WORK ITEM:
From the listing below, pull out the lines that hold "Mashari".

RECORDS PROVIDED:
┌──

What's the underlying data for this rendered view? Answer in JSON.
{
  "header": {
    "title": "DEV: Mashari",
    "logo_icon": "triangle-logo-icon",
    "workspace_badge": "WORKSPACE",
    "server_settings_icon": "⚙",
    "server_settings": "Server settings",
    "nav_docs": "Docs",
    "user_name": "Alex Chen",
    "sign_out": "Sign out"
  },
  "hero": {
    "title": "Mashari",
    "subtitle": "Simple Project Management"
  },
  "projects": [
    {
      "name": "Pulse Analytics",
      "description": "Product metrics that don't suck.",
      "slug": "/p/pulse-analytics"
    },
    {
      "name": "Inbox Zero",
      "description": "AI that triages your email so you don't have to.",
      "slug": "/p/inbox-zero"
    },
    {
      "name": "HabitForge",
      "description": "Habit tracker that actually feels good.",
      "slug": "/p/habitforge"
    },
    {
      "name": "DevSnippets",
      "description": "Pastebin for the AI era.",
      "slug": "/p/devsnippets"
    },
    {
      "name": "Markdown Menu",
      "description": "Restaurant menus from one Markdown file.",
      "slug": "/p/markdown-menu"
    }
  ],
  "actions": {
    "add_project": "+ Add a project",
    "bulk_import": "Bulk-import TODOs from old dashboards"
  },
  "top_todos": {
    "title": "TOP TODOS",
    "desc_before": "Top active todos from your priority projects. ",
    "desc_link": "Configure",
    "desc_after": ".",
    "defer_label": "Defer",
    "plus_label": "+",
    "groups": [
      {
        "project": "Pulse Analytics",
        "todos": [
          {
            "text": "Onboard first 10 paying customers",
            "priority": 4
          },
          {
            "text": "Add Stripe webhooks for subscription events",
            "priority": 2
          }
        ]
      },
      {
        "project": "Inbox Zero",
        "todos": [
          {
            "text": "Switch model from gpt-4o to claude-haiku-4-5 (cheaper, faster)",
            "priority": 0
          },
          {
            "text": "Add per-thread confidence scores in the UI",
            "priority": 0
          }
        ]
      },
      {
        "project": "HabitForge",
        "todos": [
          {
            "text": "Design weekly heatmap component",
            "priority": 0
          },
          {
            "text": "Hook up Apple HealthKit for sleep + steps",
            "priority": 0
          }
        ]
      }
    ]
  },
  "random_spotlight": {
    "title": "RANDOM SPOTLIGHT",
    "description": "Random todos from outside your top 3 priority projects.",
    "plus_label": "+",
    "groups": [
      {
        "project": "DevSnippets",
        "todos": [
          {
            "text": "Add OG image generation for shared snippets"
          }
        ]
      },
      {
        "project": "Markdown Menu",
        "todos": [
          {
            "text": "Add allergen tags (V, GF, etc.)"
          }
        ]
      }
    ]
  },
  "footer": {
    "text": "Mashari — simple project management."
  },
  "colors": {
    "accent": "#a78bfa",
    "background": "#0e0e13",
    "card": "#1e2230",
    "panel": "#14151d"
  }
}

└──

REPLY TO THE EXERCISE:
    "title": "DEV: Mashari",
    "title": "Mashari",
    "text": "Mashari — simple project management."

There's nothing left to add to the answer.